What the task asks ▸ When the string "detail" appears in a line of the records, show the whole line.

[Page and application data records]
※ ※ ※

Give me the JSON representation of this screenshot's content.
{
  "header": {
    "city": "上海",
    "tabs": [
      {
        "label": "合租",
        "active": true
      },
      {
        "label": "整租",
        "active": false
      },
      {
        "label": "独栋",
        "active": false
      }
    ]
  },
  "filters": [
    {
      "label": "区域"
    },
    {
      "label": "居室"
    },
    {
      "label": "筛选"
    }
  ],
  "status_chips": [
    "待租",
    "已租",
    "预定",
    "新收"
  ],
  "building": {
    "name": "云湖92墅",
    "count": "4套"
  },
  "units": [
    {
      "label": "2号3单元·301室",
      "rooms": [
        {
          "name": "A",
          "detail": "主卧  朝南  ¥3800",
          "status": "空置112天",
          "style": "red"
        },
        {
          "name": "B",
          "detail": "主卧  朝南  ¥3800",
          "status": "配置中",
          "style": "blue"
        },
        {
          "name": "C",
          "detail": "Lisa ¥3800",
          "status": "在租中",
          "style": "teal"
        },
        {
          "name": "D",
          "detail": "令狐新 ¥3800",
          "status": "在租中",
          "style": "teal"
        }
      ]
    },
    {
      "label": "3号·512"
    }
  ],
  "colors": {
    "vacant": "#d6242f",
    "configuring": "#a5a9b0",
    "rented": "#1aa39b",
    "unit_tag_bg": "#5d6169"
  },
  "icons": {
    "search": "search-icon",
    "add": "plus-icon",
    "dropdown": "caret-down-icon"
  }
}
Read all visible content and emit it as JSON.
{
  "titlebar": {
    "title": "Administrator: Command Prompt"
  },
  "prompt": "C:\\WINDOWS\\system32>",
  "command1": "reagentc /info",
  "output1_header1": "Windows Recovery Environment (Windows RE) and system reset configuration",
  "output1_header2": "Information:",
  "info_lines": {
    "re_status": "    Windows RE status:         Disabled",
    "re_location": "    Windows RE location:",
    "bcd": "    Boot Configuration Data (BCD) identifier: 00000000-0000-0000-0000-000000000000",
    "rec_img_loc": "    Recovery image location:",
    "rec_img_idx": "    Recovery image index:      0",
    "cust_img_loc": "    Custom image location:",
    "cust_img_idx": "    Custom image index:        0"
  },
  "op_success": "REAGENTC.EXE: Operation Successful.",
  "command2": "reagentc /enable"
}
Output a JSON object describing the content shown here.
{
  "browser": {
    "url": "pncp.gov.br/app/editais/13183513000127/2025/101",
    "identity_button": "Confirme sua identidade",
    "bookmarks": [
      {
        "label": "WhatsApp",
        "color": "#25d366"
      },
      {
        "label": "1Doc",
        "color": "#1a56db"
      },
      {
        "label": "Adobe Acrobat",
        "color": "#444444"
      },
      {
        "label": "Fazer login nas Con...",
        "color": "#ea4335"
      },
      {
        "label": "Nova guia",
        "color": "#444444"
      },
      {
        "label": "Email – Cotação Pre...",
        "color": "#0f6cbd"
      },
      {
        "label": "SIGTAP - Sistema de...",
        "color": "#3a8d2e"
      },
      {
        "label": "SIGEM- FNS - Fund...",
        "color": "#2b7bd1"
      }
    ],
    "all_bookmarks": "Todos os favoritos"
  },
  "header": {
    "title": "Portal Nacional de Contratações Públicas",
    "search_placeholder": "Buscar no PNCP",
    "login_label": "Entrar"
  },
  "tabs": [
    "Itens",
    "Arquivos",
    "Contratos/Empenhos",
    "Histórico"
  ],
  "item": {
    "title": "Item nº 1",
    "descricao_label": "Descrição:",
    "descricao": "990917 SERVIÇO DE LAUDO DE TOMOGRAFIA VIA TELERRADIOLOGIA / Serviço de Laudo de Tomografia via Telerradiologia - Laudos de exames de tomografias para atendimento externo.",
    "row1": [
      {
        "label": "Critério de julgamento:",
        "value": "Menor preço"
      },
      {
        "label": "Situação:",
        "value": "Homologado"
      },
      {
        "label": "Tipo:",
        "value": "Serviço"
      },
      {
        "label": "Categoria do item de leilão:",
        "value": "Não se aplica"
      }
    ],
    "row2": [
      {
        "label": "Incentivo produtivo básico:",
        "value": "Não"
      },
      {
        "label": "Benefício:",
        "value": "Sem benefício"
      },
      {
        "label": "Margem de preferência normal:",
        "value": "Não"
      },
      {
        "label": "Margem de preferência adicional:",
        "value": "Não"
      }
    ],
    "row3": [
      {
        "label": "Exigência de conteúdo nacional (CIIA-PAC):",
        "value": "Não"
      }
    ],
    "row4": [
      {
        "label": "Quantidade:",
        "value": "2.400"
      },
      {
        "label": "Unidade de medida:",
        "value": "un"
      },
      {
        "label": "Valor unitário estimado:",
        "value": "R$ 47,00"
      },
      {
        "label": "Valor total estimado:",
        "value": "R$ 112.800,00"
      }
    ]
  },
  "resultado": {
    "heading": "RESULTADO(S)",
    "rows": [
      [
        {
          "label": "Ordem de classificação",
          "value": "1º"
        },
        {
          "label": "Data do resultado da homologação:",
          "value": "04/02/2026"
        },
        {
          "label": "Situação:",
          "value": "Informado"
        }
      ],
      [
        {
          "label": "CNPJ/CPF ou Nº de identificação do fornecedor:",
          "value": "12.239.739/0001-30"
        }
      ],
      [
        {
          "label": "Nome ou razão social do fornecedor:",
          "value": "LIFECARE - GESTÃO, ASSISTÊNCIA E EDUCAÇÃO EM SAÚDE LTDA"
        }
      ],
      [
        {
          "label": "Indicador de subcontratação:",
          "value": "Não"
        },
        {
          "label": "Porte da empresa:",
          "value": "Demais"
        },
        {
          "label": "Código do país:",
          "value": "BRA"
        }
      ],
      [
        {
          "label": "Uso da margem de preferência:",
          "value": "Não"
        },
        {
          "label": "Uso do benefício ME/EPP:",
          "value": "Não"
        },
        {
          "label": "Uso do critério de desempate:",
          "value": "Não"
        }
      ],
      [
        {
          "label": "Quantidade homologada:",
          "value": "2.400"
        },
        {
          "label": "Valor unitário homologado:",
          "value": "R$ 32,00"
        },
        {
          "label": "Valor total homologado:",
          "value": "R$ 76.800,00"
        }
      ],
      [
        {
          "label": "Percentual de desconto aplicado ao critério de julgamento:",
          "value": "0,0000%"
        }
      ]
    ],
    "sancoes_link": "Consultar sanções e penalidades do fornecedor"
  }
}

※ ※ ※

Written answer ▸
          "detail": "主卧  朝南  ¥3800",
          "detail": "主卧  朝南  ¥3800",
          "detail": "Lisa ¥3800",
          "detail": "令狐新 ¥3800",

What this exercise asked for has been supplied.